Offside (ice hockey)
In ice hockey, a play is offside if a player on the attacking team enters the attacking zone before the puck does, unless the puck is sent or carried there by a defending player. If an attacking player is attempting to shoot the puck into the attacking zone and it merely deflects off a defending player before entering the zone, an offside violation can still occur. This is unlike the icing rule, where an unintentional deflection by the other team will negate an icing call.
When an offside violation occurs, the linesman blows the play dead, and a faceoff is conducted in the neutral zone closest to where the infraction occurred.
Elements that determine offside
An offside violation has two elements, both of which must be satisfied for offsides to be established:
- Puck position: the puck must completely cross the edge of the blue line closest to the attacking zone, thus entering the attacking zone.
- Attacking players' skate position: when the puck enters the attacking zone, the skates of at least one attacking player are already fully within the attacking zone.
These rules mean that a player can be in an offside position within the attacking zone when the puck is outside of the zone; an offside call is made only when the puck enters the attacking zone.
An attacking player's skates may precede the puck into the attacking zone provided he is in control of the puck and no other offside condition exists when the puck completely crosses the determining edge of the blue line.
Immediate vs. delayed vs. tag-up offside
Though the basic offside rule is always the same, there are different rules for the situation when the puck is shot in while a player is offside, but the defending team gains control of the puck.
- With immediate offside, play is dead the instant an offside violation occurs. Immediate offside was used in the USA Hockey youth leagues until 2011.
- Delayed offside allows the defending team a chance to move the puck out of the zone. The play remains offside until the puck enters the neutral zone.
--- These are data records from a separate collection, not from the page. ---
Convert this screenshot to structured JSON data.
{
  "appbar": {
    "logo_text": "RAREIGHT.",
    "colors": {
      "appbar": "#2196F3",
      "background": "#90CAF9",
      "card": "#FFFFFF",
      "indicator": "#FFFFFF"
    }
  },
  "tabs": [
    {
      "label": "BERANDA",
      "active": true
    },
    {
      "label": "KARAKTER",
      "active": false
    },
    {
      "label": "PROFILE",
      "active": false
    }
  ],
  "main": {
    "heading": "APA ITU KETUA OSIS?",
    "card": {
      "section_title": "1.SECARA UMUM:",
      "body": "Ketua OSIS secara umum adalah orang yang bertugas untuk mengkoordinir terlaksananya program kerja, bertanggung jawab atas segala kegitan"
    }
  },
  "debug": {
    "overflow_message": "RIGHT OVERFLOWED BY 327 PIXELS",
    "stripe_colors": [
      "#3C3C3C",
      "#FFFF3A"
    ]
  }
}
Play is blown dead if the defending team does not attempt to move the puck forward. Simple delayed offside was used in the major North American leagues in the AHL until 2004 (except from 1986-96), in the ECHL until 2005 (except from 1996–2005), and in the NHL until 2005 (except from 1986–96).
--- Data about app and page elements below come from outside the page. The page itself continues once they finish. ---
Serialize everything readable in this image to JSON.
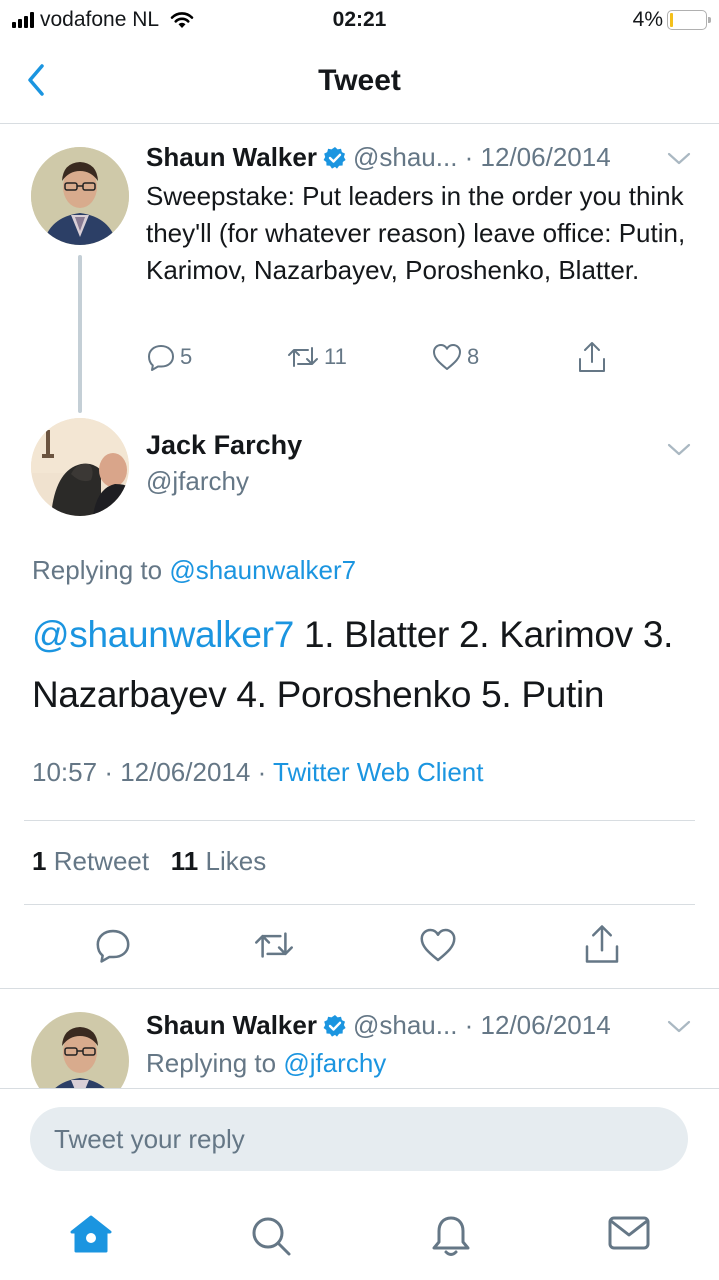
{
  "status_bar": {
    "carrier": "vodafone NL",
    "time": "02:21",
    "battery": "4%"
  },
  "nav": {
    "title": "Tweet"
  },
  "parent_tweet": {
    "name": "Shaun Walker",
    "handle": "@shau...",
    "date": "12/06/2014",
    "text": "Sweepstake: Put leaders in the order you think they'll (for whatever reason) leave office: Putin, Karimov, Nazarbayev, Poroshenko, Blatter.",
    "replies": "5",
    "retweets": "11",
    "likes": "8"
  },
  "focus_tweet": {
    "name": "Jack Farchy",
    "handle": "@jfarchy",
    "replying_prefix": "Replying to",
    "replying_handle": "@shaunwalker7",
    "mention": "@shaunwalker7",
    "text": " 1. Blatter 2. Karimov 3. Nazarbayev 4. Poroshenko 5. Putin",
    "time": "10:57",
    "date": "12/06/2014",
    "client": "Twitter Web Client",
    "retweet_count": "1",
    "retweet_label": "Retweet",
    "like_count": "11",
    "like_label": "Likes"
  },
  "reply_tweet": {
    "name": "Shaun Walker",
    "handle": "@shau...",
    "date": "12/06/2014",
    "replying_prefix": "Replying to",
    "replying_handle": "@jfarchy"
  },
  "composer": {
    "placeholder": "Tweet your reply"
  },
  "tabbar": [
    "home-icon",
    "search-icon",
    "notifications-icon",
    "messages-icon"
  ],
  "colors": {
    "accent": "#1b95e0",
    "muted": "#657786",
    "battery": "#f4c01b"
  }
}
- Tag-up offside is a variation of delayed offside. In a delayed offside situation, if all members of the offending team clear the defensive zone at the same time by making skate contact outside of the zone (including the blue line), then the delayed offside call is negated. Tag-up offside is used in NCAA, Hockey Canada, the IIHF, USA Hockey junior and youth leagues, some North American professional and adult leagues, and the NHL from 1986-1996, and once again after the 2005 Collective Bargaining Agreement.
Play is stopped immediately if a player from the attacking team touches the puck in the attacking zone while he or any of his teammates is offside.
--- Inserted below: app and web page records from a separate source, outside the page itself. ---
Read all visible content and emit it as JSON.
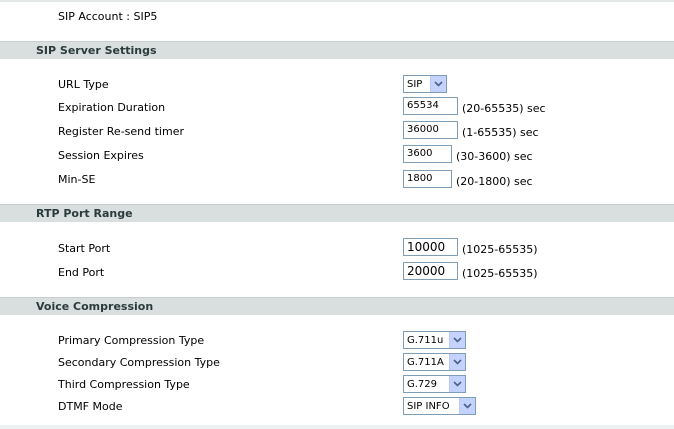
{
  "account": {
    "label": "SIP Account : SIP5"
  },
  "sections": {
    "sip": {
      "title": "SIP Server Settings"
    },
    "rtp": {
      "title": "RTP Port Range"
    },
    "voice": {
      "title": "Voice Compression"
    }
  },
  "sip_server": {
    "url_type": {
      "label": "URL Type",
      "value": "SIP"
    },
    "expiration": {
      "label": "Expiration Duration",
      "value": "65534",
      "hint": "(20-65535) sec"
    },
    "resend": {
      "label": "Register Re-send timer",
      "value": "36000",
      "hint": "(1-65535) sec"
    },
    "session": {
      "label": "Session Expires",
      "value": "3600",
      "hint": "(30-3600) sec"
    },
    "minse": {
      "label": "Min-SE",
      "value": "1800",
      "hint": "(20-1800) sec"
    }
  },
  "rtp": {
    "start": {
      "label": "Start Port",
      "value": "10000",
      "hint": "(1025-65535)"
    },
    "end": {
      "label": "End Port",
      "value": "20000",
      "hint": "(1025-65535)"
    }
  },
  "voice": {
    "primary": {
      "label": "Primary Compression Type",
      "value": "G.711u"
    },
    "secondary": {
      "label": "Secondary Compression Type",
      "value": "G.711A"
    },
    "third": {
      "label": "Third Compression Type",
      "value": "G.729"
    },
    "dtmf": {
      "label": "DTMF Mode",
      "value": "SIP INFO"
    }
  },
  "icons": {
    "dropdown": "chevron-down-icon"
  },
  "colors": {
    "header_bg": "#d9dfdf",
    "field_border": "#7f9db9",
    "dropdown_button": "#c3d3fd"
  }
}
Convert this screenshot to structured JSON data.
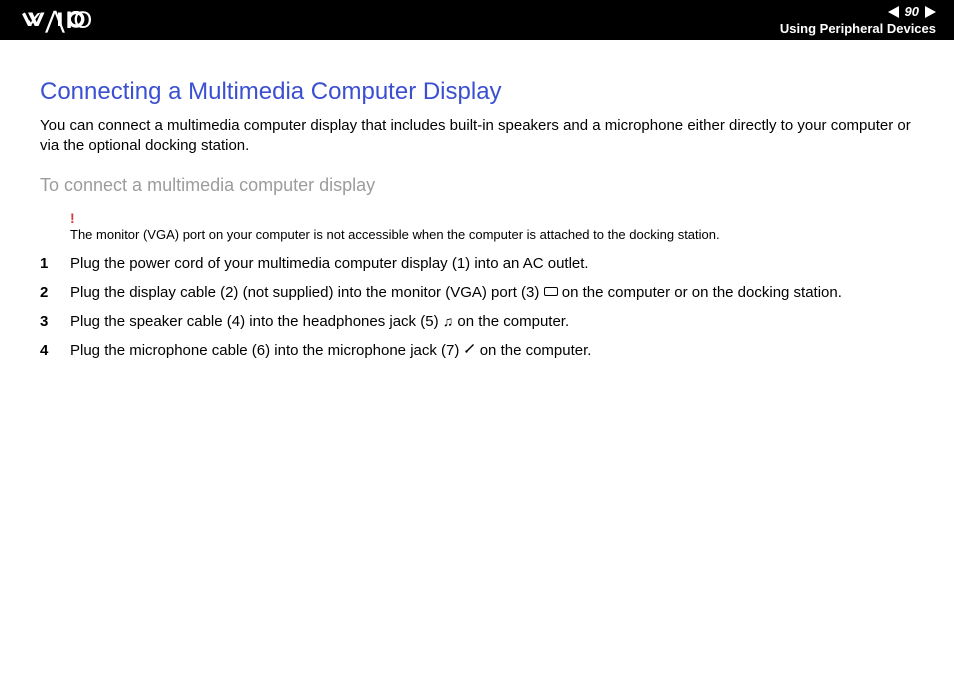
{
  "header": {
    "page_number": "90",
    "section": "Using Peripheral Devices"
  },
  "content": {
    "heading": "Connecting a Multimedia Computer Display",
    "intro": "You can connect a multimedia computer display that includes built-in speakers and a microphone either directly to your computer or via the optional docking station.",
    "subheading": "To connect a multimedia computer display",
    "note": {
      "mark": "!",
      "text": "The monitor (VGA) port on your computer is not accessible when the computer is attached to the docking station."
    },
    "steps": [
      {
        "num": "1",
        "text": "Plug the power cord of your multimedia computer display (1) into an AC outlet."
      },
      {
        "num": "2",
        "pre": "Plug the display cable (2) (not supplied) into the monitor (VGA) port (3) ",
        "post": " on the computer or on the docking station.",
        "icon": "vga"
      },
      {
        "num": "3",
        "pre": "Plug the speaker cable (4) into the headphones jack (5) ",
        "post": " on the computer.",
        "icon": "headphones"
      },
      {
        "num": "4",
        "pre": "Plug the microphone cable (6) into the microphone jack (7) ",
        "post": " on the computer.",
        "icon": "microphone"
      }
    ]
  }
}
Offside during faceoffs
Offside is also used to refer to a player lining up on his opponent's side during a faceoff. Failure of a team to properly line up for the faceoff may result in the ejection of the offending team's center; If the violation persists, a delay of game penalty may be assessed.
An offside pass or second (blue) line pass is a pass from inside a team's defending zone that crosses the red line. When such a pass occurs, play is stopped and a faceoff is conducted in the defending zone of the team that committed the infraction.
There are two determining factors in an offside pass violation:
- Puck position when pass is released. Since the blue line is considered part of the zone the puck is in, if the puck is behind or in contact with the blue line when the pass is released, the pass may be an offside pass.
- Skate position of the receiver. If the receiver has skate contact with the red line at the instant the puck completely crosses it, the pass is legal regardless of where the puck actually makes contact with his stick. Both of his skates must be completely on the far side of the red line when the puck crosses the red line into the attacking zone is governed by the aforementioned offside rule.
This offside pass rule is not observed by all leagues. For instance, it was abolished by the IIHF, and its member countries' leagues (except the NHL) in 1998. The National Hockey League recently adopted the version used by the top minor leagues, under the terms of their 2005 Collective Bargaining Agreement, in which the center line is no longer used to determine a two-line pass. This was one of a number of rule changes intended to open up the game and improve scoring chances, making the game more exciting for the fans.